“The Auditor-General for the Federation, in the performance of the duties of the office, shall examine in such a manner as deemed fit the accounts relating to public funds,” the letter said.

However, after the examinations and other processes for a new AuGF, nothing has been heard.

Subsequently, a letter with the number FCSC/PS/31/VOL.II/287 dated 7th of September, 2022 addressed to the Auditor-General’s Office by the Permanent Secretary of the Federal Civil Service Commission, announced Adolphus’ retirement.No Auditor-Generals’ report for 3yrs.

It was gathered that for three years and still running, the National Assembly Committees on Public Accounts have not received an Auditor-General’s report.

The years under review are 2020, 2021 and 2022; a development, which is making the job of the current committees difficult.

The audit reports usually form the bulk of the committees’ work for oversight functions and investigations into the activities of MDAs.

The 2021 Ethics and Integrity Compliance Scorecard compiled by the Independent Corrupt Practices and Other Related Offences Commission had revealed that 137 MDAs did not submit their audited accounts to the Office of the Auditor-General in the last three years.

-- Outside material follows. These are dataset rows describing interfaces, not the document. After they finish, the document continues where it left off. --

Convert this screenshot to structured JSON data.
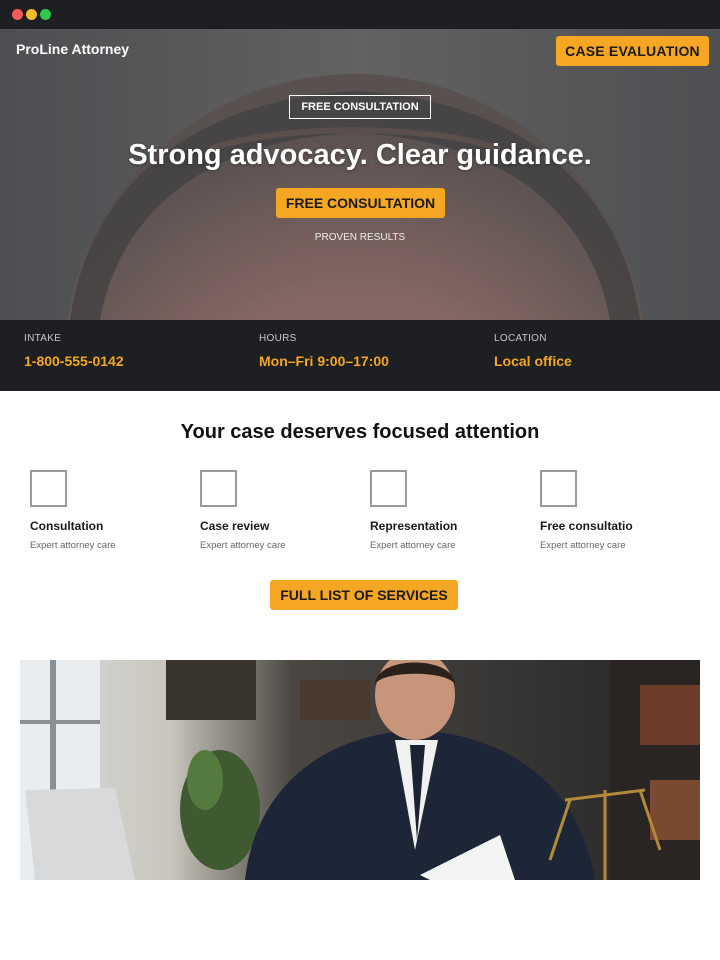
{
  "header": {
    "brand": "ProLine Attorney",
    "cta_label": "CASE EVALUATION"
  },
  "hero": {
    "tag": "FREE CONSULTATION",
    "headline": "Strong advocacy. Clear guidance.",
    "cta_label": "FREE CONSULTATION",
    "subtext": "PROVEN RESULTS"
  },
  "info": [
    {
      "label": "INTAKE",
      "value": "1-800-555-0142"
    },
    {
      "label": "HOURS",
      "value": "Mon–Fri 9:00–17:00"
    },
    {
      "label": "LOCATION",
      "value": "Local office"
    }
  ],
  "services": {
    "title": "Your case deserves focused attention",
    "items": [
      {
        "name": "Consultation",
        "desc": "Expert attorney care"
      },
      {
        "name": "Case review",
        "desc": "Expert attorney care"
      },
      {
        "name": "Representation",
        "desc": "Expert attorney care"
      },
      {
        "name": "Free consultation",
        "desc": "Expert attorney care"
      }
    ],
    "cta_label": "FULL LIST OF SERVICES"
  },
  "colors": {
    "accent": "#f5a623",
    "dark_bar": "#1d1f22"
  }
}
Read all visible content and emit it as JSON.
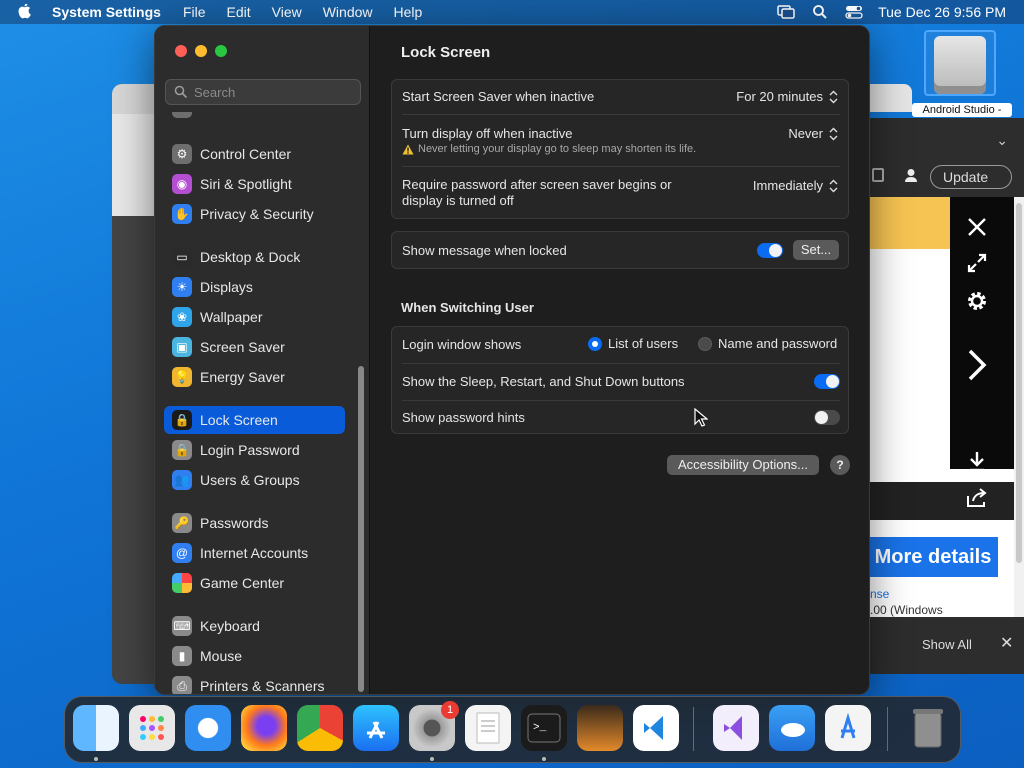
{
  "menubar": {
    "app_name": "System Settings",
    "items": [
      "File",
      "Edit",
      "View",
      "Window",
      "Help"
    ],
    "clock": "Tue Dec 26  9:56 PM"
  },
  "desktop": {
    "file_label": "Android Studio -"
  },
  "browser_panel": {
    "update_label": "Update",
    "more_details": "More details",
    "link_text": "nse",
    "windows_text": ".00 (Windows",
    "show_all": "Show All"
  },
  "window": {
    "search": {
      "placeholder": "Search"
    },
    "sidebar": {
      "items": [
        {
          "label": "Control Center",
          "icon": "control-center-icon",
          "color": "#6e6e6e"
        },
        {
          "label": "Siri & Spotlight",
          "icon": "siri-icon",
          "color": "#b44fd1"
        },
        {
          "label": "Privacy & Security",
          "icon": "hand-icon",
          "color": "#2f7ff0"
        },
        {
          "label": "Desktop & Dock",
          "icon": "dock-icon",
          "color": "#2a2a2a"
        },
        {
          "label": "Displays",
          "icon": "sun-icon",
          "color": "#2f7ff0"
        },
        {
          "label": "Wallpaper",
          "icon": "flower-icon",
          "color": "#2fa4e8"
        },
        {
          "label": "Screen Saver",
          "icon": "screen-saver-icon",
          "color": "#4ab6e0"
        },
        {
          "label": "Energy Saver",
          "icon": "battery-icon",
          "color": "#f0b62f"
        },
        {
          "label": "Lock Screen",
          "icon": "lock-icon",
          "color": "#1a1a1a"
        },
        {
          "label": "Login Password",
          "icon": "lock-icon",
          "color": "#8a8a8a"
        },
        {
          "label": "Users & Groups",
          "icon": "users-icon",
          "color": "#2f7ff0"
        },
        {
          "label": "Passwords",
          "icon": "key-icon",
          "color": "#8a8a8a"
        },
        {
          "label": "Internet Accounts",
          "icon": "at-icon",
          "color": "#2f7ff0"
        },
        {
          "label": "Game Center",
          "icon": "game-center-icon",
          "color": "#e8e8e8"
        },
        {
          "label": "Keyboard",
          "icon": "keyboard-icon",
          "color": "#8a8a8a"
        },
        {
          "label": "Mouse",
          "icon": "mouse-icon",
          "color": "#8a8a8a"
        },
        {
          "label": "Printers & Scanners",
          "icon": "printer-icon",
          "color": "#8a8a8a"
        }
      ],
      "selected": "Lock Screen"
    },
    "content": {
      "title": "Lock Screen",
      "screen_saver": {
        "label": "Start Screen Saver when inactive",
        "value": "For 20 minutes"
      },
      "display_off": {
        "label": "Turn display off when inactive",
        "value": "Never",
        "warning": "Never letting your display go to sleep may shorten its life."
      },
      "require_password": {
        "label_line1": "Require password after screen saver begins or",
        "label_line2": "display is turned off",
        "value": "Immediately"
      },
      "show_message": {
        "label": "Show message when locked",
        "on": true,
        "button": "Set..."
      },
      "switching_title": "When Switching User",
      "login_window": {
        "label": "Login window shows",
        "option1": "List of users",
        "option2": "Name and password",
        "selected": "List of users"
      },
      "sleep_buttons": {
        "label": "Show the Sleep, Restart, and Shut Down buttons",
        "on": true
      },
      "password_hints": {
        "label": "Show password hints",
        "on": false
      },
      "accessibility_button": "Accessibility Options...",
      "help_button": "?"
    }
  },
  "dock": {
    "apps": [
      "finder-icon",
      "launchpad-icon",
      "safari-icon",
      "firefox-icon",
      "chrome-icon",
      "app-store-icon",
      "system-settings-icon",
      "textedit-icon",
      "terminal-icon",
      "garageband-icon",
      "vscode-icon",
      "visual-studio-icon",
      "weather-icon",
      "xcode-instruments-icon",
      "trash-icon"
    ],
    "settings_badge": "1"
  },
  "colors": {
    "accent": "#0a6cf2",
    "selected": "#0a5bd9",
    "warning": "#f2c230"
  }
}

The assessment further stated that 174 MDAs did not comply with the Public Procurement Act (PPA) 2007.

The same defect was noticed in 88 MDAs where tender board composition was in contravention of the PPA 2007. “This promoted procurement and due process abuse and fraud,” it said.

“196 MDAs did not have a training plan and 171 MDAs did not support ethics and compliance initiatives,” it stated.

“Though personnel of these agencies are regularly exiting the system through retirements, resignations, terminations, dismissals, deaths, etc., yet the number of personnel keeps rising and the wage bill keeps increasing,” the report said.

In section 86 of the 1999 Constitution as amended, the law states that no individual shall act as Auditor-General for the Federation for more than six months.

Part 1 of the section reads “The Auditor-General for the Federation shall be appointed by the president on the recommendation of the Federal Civil Service Commission subject to confirmation by the Senate.

The power to appoint persons to act in the office of the Auditor-General shall vest in the president.

“Except with the sanction of a resolution of the Senate, no person shall act in the office of the Auditor-General for a period exceeding six months.”

With the provisional requirement of the law, it is concluded that the Overseeing Auditor General, Mr Onwudili is not expected to occupy office as he has exceeded the six-month requirement by law.

Daily Trust